Why is the antecubital fossa avoided in cannulation?

Antecubital fossa, a great location to draw blood but not so great for IV placement. The use of the cubital fossa for intravenous fluid therapy is not recommended because movement of the elbow joint disturbs the catheter and irritates the vein wall with the consequence that thrombosis of the vein quickly occurs…

Where is an antecubital IV?

The most common site for an IV catheter is the forearm, the back of the hand or the antecubital fossa. The catheters are for peripheral use and should be placed where veins are easy to access and have good blood flow, although the easiest accessible site is not always the most suitable.

What is cannulation procedure?

Intravenous (IV) cannulation is a technique in which a cannula is placed inside a vein to provide venous access. Venous access allows sampling of blood, as well as administration of fluids, medications, parenteral nutrition, chemotherapy, and blood products.
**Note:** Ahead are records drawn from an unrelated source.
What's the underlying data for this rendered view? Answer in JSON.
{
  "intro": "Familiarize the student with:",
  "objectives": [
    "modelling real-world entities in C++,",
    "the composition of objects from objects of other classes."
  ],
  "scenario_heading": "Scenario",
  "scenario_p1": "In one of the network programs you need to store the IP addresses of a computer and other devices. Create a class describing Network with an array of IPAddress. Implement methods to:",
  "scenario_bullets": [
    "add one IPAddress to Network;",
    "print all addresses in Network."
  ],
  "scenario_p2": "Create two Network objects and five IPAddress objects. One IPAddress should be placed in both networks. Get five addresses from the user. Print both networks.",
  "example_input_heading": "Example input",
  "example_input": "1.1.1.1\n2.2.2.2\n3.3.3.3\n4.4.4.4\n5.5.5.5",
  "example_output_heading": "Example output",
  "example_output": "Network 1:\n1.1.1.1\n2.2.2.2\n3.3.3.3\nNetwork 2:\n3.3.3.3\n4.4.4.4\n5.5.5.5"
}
What is the correct angle for IV insertion?

15 to 30 angle
Insert the catheter into the vein at a 15 to 30 angle. A large initial insertion angle can cause problems.
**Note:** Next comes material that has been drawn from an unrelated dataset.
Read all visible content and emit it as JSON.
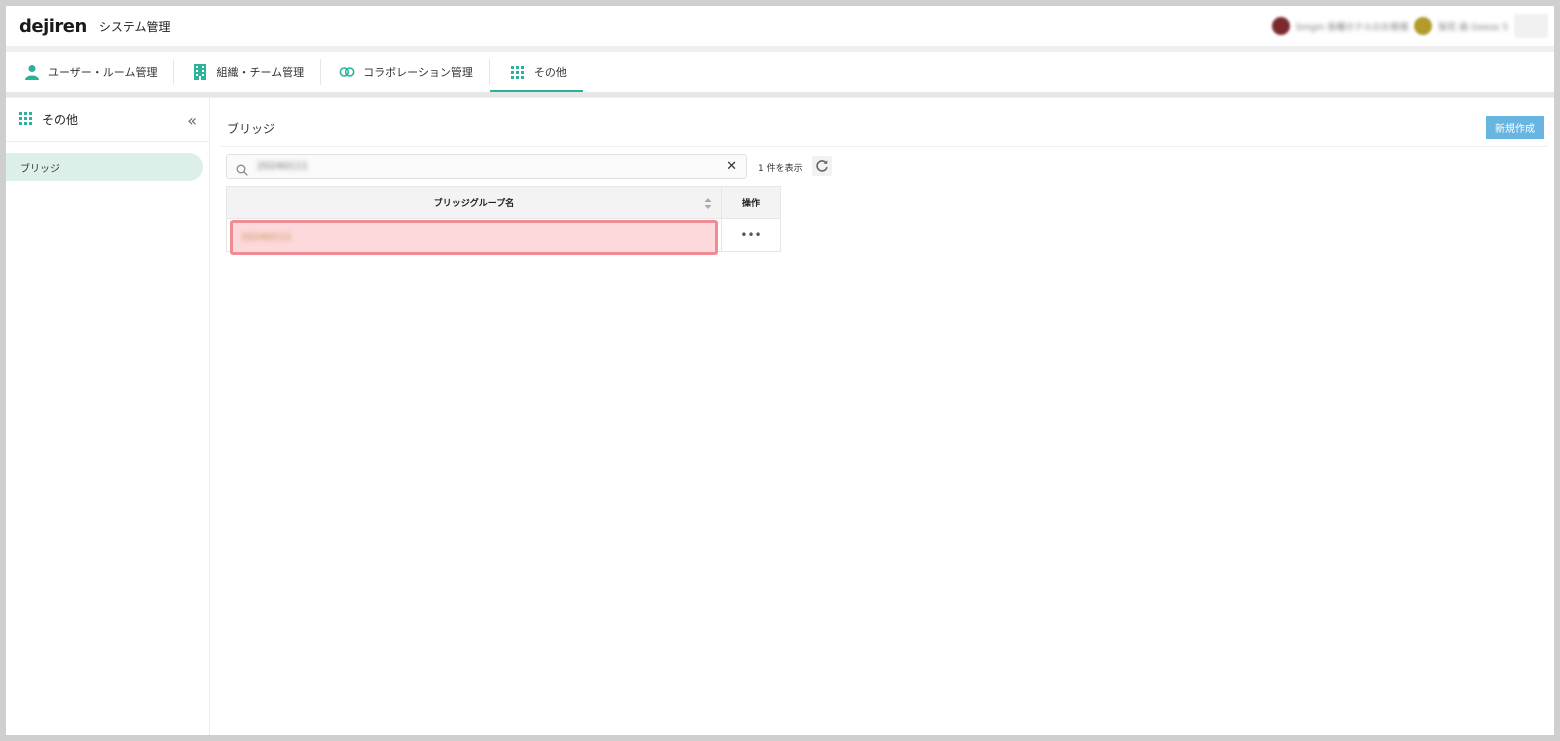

What are the 3 main veins in the antecubital fossa?

The most site for venipuncture is the antecubital fossa located in the anterior elbow at the fold. This area houses three veins: the cephalic, median cubital, and basilic veins (Figure 1).
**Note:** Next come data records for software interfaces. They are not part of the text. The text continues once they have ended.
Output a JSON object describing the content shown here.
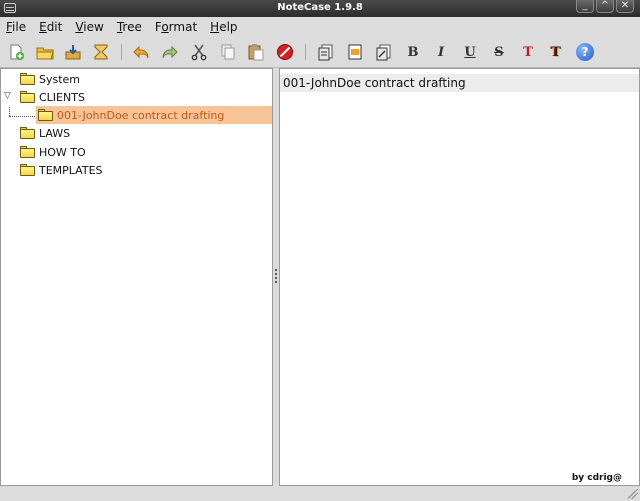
{
  "window": {
    "title": "NoteCase 1.9.8"
  },
  "menu": [
    {
      "u": "F",
      "rest": "ile"
    },
    {
      "u": "E",
      "rest": "dit"
    },
    {
      "u": "V",
      "rest": "iew"
    },
    {
      "u": "T",
      "rest": "ree"
    },
    {
      "pre": "F",
      "u": "o",
      "rest": "rmat"
    },
    {
      "u": "H",
      "rest": "elp"
    }
  ],
  "toolbar": {
    "format_bold": "B",
    "format_italic": "I",
    "format_underline": "U",
    "format_strike": "S",
    "format_text_color": "T",
    "format_bg_color": "T",
    "help": "?"
  },
  "tree": {
    "nodes": [
      {
        "label": "System"
      },
      {
        "label": "CLIENTS"
      },
      {
        "label": "001-JohnDoe contract drafting"
      },
      {
        "label": "LAWS"
      },
      {
        "label": "HOW TO"
      },
      {
        "label": "TEMPLATES"
      }
    ]
  },
  "editor": {
    "content": "001-JohnDoe contract drafting"
  },
  "status": {
    "text": "by cdrig@"
  },
  "colors": {
    "selection": "#f7c49a",
    "selection_text": "#c15a12",
    "titlebar": "#2c2c2c"
  }
}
What are the steps to performing venipuncture?

  1. Label the tube with the patient’s. particulars.
  2. Put tourniquet on the patient about. 3-4′ above the venipuncture site.
  3. Ask patient to form a fist so. veins are more prominent.
  4. After finding the vein, clean the.
  5. Assemble needle and vacuum.
  6. Insert the collection tube into the.
  7. Remove cap from needle.
  8. Use thumb to draw skin tight.

What is the correct order of selection of veins in the antecubital fossa?

Venipuncture. The median cubital vein in the antecubital fossa is the most commonly used site due to its accessibility and size, followed by the neighboring cephalic and basilic veins [13,49,51,52].

What is antecubital fossa?

Introduction. The cubital fossa is an area of transition between the anatomical arm and the forearm. It is located in a depression on the anterior surface of the elbow joint. It is also called the antecubital fossa because it lies anteriorly to the elbow (Latin cubitus) when in standard anatomical position.

What is the best way to set up an IV?

Peripheral IV supplies setup. Just enough supplies that are all prepped for one handed use (caps off, out of packages) This is the most important step and takes time and experience. AVOID using the flexor portion of the wrist as this site tends to have smaller veins and might be slightly more uncomfortable for patients.

What is the best site to insert a submucosal biopsy?

It quickly becomes obvious that no one site will perfectly fit all these criteria. The dorsum of the hand and the forearm or antecubital fossa tend to be the best options for most people and in most situations. Try having the patient make/relax a fist several times if inserting in the hand/arm.

What are the precautions to be taken during the insertion process?

During insertion, keep the insertion site below the level of the heart to allow blood to pool into the veins The patient should be in a comfortable position while keeping the insertion site exposed. Odd angles, poor site access, etc will reduce your chances of success.

What anatomy is needed for long-term IV access?

Need for long-term IV access; consider central venous access in this situation Lymphedema or DVT in the extremity of the IV (choose another extremity) This isn’t an exhaustive review of anatomy. There are many places to start an IV and a lot of variability in superficial venous anatomy, so no anatomical review will be complete.